## Work order
Once you find a line containing the word "icon" in the entries below, copy it.

## Extracted entries

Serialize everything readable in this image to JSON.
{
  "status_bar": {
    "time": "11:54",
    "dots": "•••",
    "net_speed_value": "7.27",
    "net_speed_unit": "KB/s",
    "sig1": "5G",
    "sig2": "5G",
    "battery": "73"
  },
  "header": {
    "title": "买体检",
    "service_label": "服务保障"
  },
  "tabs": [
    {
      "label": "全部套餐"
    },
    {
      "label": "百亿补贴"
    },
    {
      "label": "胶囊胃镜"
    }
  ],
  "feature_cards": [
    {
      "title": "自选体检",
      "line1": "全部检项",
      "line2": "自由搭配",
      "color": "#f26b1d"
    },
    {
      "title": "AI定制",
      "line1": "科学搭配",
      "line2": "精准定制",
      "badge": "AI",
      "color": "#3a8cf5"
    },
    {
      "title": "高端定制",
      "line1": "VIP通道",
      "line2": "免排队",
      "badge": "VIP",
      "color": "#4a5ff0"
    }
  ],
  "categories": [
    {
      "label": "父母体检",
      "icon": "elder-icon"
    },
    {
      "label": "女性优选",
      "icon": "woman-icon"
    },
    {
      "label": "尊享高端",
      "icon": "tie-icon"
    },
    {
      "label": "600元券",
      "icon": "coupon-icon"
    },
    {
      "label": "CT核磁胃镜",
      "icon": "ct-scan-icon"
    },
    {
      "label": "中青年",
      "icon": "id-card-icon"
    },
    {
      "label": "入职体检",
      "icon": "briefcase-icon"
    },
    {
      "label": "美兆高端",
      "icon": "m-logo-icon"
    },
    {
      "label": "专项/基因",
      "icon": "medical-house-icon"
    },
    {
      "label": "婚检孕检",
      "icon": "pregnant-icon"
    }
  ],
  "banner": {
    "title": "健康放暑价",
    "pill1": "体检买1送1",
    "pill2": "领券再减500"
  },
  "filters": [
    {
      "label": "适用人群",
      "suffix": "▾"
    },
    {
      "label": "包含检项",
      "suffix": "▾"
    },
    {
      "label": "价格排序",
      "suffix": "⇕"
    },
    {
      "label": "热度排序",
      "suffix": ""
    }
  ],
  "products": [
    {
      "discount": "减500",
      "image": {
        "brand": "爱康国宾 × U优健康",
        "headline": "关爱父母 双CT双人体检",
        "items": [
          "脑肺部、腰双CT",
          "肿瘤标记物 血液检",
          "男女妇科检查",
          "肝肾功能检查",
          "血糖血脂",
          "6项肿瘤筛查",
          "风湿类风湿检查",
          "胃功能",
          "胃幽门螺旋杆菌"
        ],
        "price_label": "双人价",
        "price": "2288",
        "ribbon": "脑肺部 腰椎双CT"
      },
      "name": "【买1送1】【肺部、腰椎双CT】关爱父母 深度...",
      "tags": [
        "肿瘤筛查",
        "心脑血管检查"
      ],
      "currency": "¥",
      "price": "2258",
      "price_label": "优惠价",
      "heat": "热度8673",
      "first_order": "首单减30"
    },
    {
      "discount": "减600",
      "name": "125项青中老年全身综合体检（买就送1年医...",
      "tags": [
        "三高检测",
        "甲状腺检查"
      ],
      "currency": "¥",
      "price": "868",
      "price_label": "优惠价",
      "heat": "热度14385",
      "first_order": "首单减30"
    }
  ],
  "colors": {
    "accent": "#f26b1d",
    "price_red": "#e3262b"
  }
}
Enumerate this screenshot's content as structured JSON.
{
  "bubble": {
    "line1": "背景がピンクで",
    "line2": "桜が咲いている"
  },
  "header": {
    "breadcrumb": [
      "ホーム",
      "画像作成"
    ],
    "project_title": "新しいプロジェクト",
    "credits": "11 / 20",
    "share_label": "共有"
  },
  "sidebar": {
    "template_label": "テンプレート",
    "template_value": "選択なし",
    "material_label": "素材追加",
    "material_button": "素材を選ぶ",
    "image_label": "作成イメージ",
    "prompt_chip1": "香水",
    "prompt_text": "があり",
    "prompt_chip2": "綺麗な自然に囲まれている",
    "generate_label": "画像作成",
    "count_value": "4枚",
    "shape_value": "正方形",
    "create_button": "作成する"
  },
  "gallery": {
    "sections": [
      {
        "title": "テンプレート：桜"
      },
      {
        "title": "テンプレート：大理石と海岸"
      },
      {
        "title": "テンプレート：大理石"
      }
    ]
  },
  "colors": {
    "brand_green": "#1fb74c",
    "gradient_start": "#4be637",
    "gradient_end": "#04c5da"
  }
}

## Solution below
      "icon": "elder-icon"
      "icon": "woman-icon"
      "icon": "tie-icon"
      "icon": "coupon-icon"
      "icon": "ct-scan-icon"
      "icon": "id-card-icon"
      "icon": "briefcase-icon"
      "icon": "m-logo-icon"
      "icon": "medical-house-icon"
      "icon": "pregnant-icon"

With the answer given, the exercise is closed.